Stored items
----
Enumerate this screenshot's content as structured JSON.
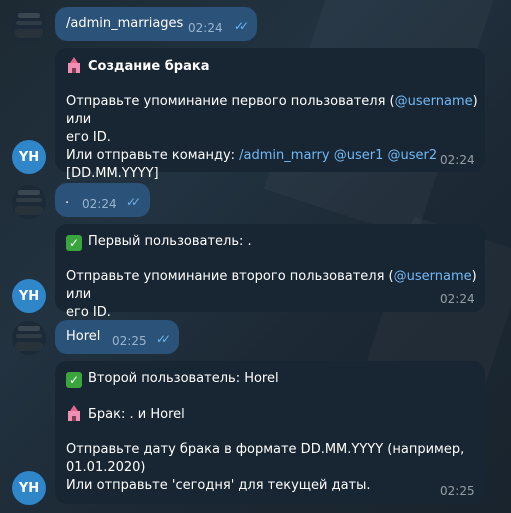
{
  "messages": {
    "m1": {
      "text": "/admin_marriages",
      "time": "02:24"
    },
    "m2": {
      "title": "Создание брака",
      "line1_a": "Отправьте упоминание первого пользователя (",
      "line1_link": "@username",
      "line1_b": ") или",
      "line2": "его ID.",
      "line3_a": "Или отправьте команду: ",
      "line3_cmd": "/admin_marry",
      "line3_u1": "@user1",
      "line3_u2": "@user2",
      "line4": "[DD.MM.YYYY]",
      "time": "02:24"
    },
    "m3": {
      "text": ".",
      "time": "02:24"
    },
    "m4": {
      "line1": "Первый пользователь: .",
      "line2_a": "Отправьте упоминание второго пользователя (",
      "line2_link": "@username",
      "line2_b": ") или",
      "line3": "его ID.",
      "time": "02:24"
    },
    "m5": {
      "text": "Horel",
      "time": "02:25"
    },
    "m6": {
      "line1": "Второй пользователь: Horel",
      "line2": "Брак: . и Horel",
      "line3": "Отправьте дату брака в формате DD.MM.YYYY (например,",
      "line4": "01.01.2020)",
      "line5": "Или отправьте 'сегодня' для текущей даты.",
      "time": "02:25"
    }
  },
  "bot_avatar": {
    "initials": "YH",
    "color": "#2f86c9"
  },
  "colors": {
    "outgoing": "#2b5278",
    "incoming": "#182533",
    "link": "#71baf5",
    "ticks": "#6fb3ef"
  }
}
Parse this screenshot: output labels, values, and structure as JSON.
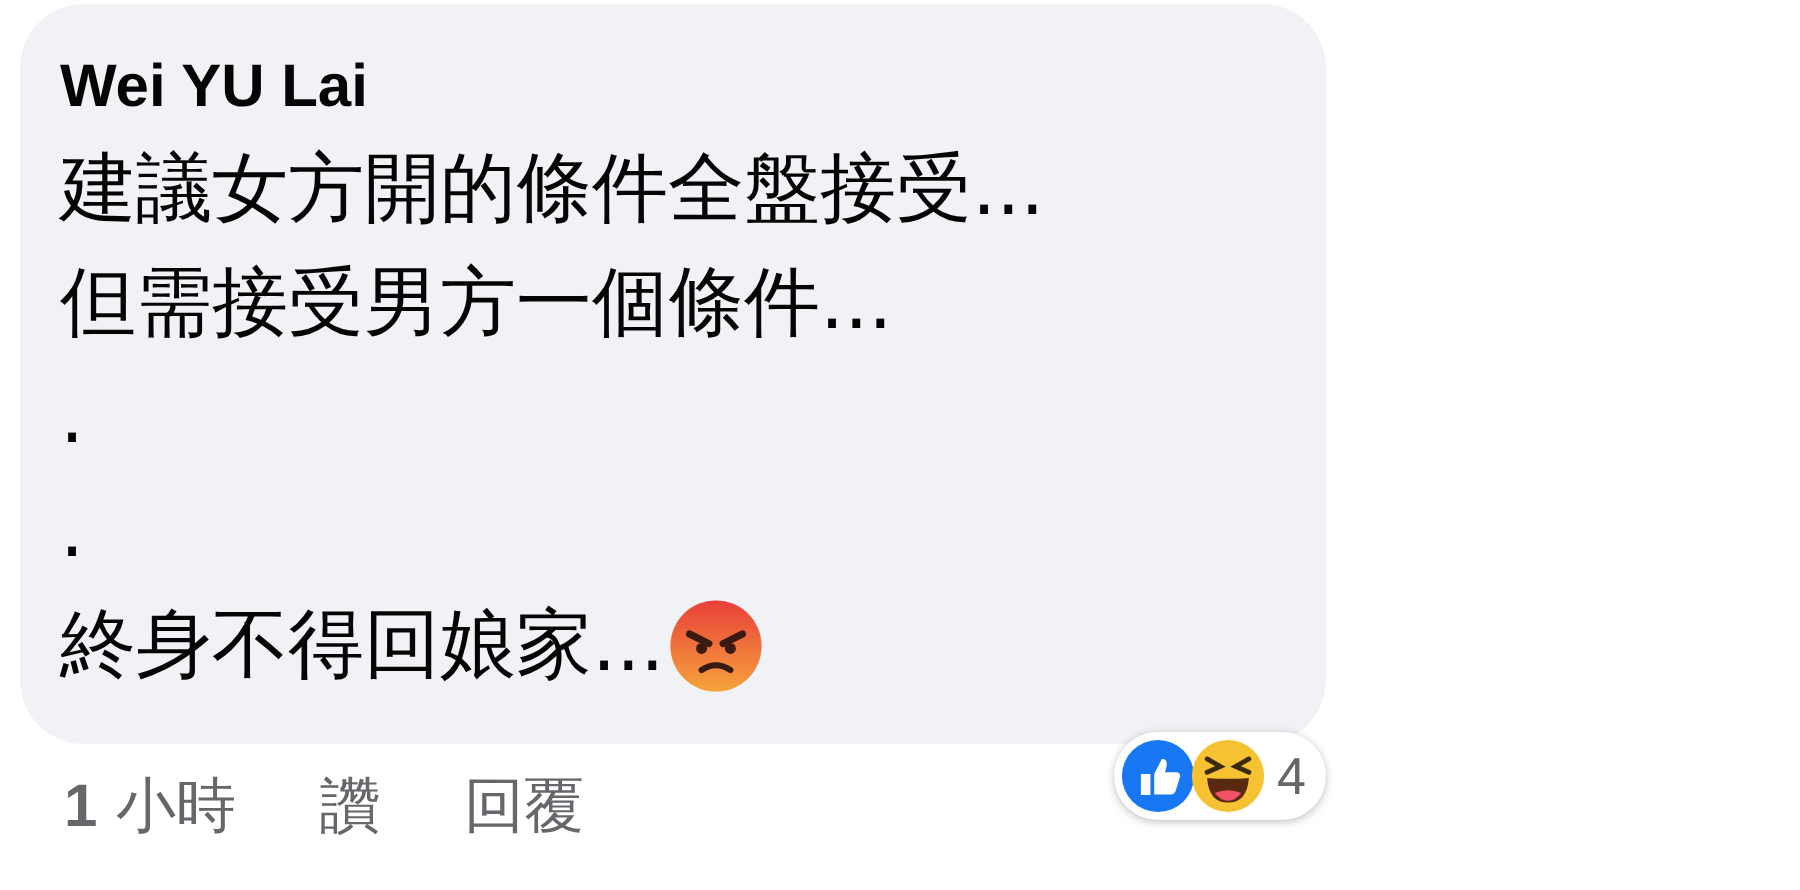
{
  "comment": {
    "author": "Wei YU Lai",
    "lines": [
      "建議女方開的條件全盤接受...",
      "但需接受男方一個條件...",
      ".",
      ".",
      "終身不得回娘家..."
    ],
    "reaction_count": "4"
  },
  "footer": {
    "time": "**1** 小時",
    "actions": [
      "讚",
      "回覆"
    ]
  }
}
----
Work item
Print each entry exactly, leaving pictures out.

Output of the exercise
Enumerate this screenshot's content as structured JSON.
{
  "messages": {
    "m1": {
      "text": "/admin_marriages",
      "time": "02:24"
    },
    "m2": {
      "title": "Создание брака",
      "line1_a": "Отправьте упоминание первого пользователя (",
      "line1_link": "@username",
      "line1_b": ") или",
      "line2": "его ID.",
      "line3_a": "Или отправьте команду: ",
      "line3_cmd": "/admin_marry",
      "line3_u1": "@user1",
      "line3_u2": "@user2",
      "line4": "[DD.MM.YYYY]",
      "time": "02:24"
    },
    "m3": {
      "text": ".",
      "time": "02:24"
    },
    "m4": {
      "line1": "Первый пользователь: .",
      "line2_a": "Отправьте упоминание второго пользователя (",
      "line2_link": "@username",
      "line2_b": ") или",
      "line3": "его ID.",
      "time": "02:24"
    },
    "m5": {
      "text": "Horel",
      "time": "02:25"
    },
    "m6": {
      "line1": "Второй пользователь: Horel",
      "line2": "Брак: . и Horel",
      "line3": "Отправьте дату брака в формате DD.MM.YYYY (например,",
      "line4": "01.01.2020)",
      "line5": "Или отправьте 'сегодня' для текущей даты.",
      "time": "02:25"
    }
  },
  "bot_avatar": {
    "initials": "YH",
    "color": "#2f86c9"
  },
  "colors": {
    "outgoing": "#2b5278",
    "incoming": "#182533",
    "link": "#71baf5",
    "ticks": "#6fb3ef"
  }
}
Parse this screenshot: output labels, values, and structure as JSON.
{
  "comment": {
    "author": "Wei YU Lai",
    "lines": [
      "建議女方開的條件全盤接受...",
      "但需接受男方一個條件...",
      ".",
      ".",
      "終身不得回娘家..."
    ],
    "reaction_count": "4"
  },
  "footer": {
    "time": "**1** 小時",
    "actions": [
      "讚",
      "回覆"
    ]
  }
}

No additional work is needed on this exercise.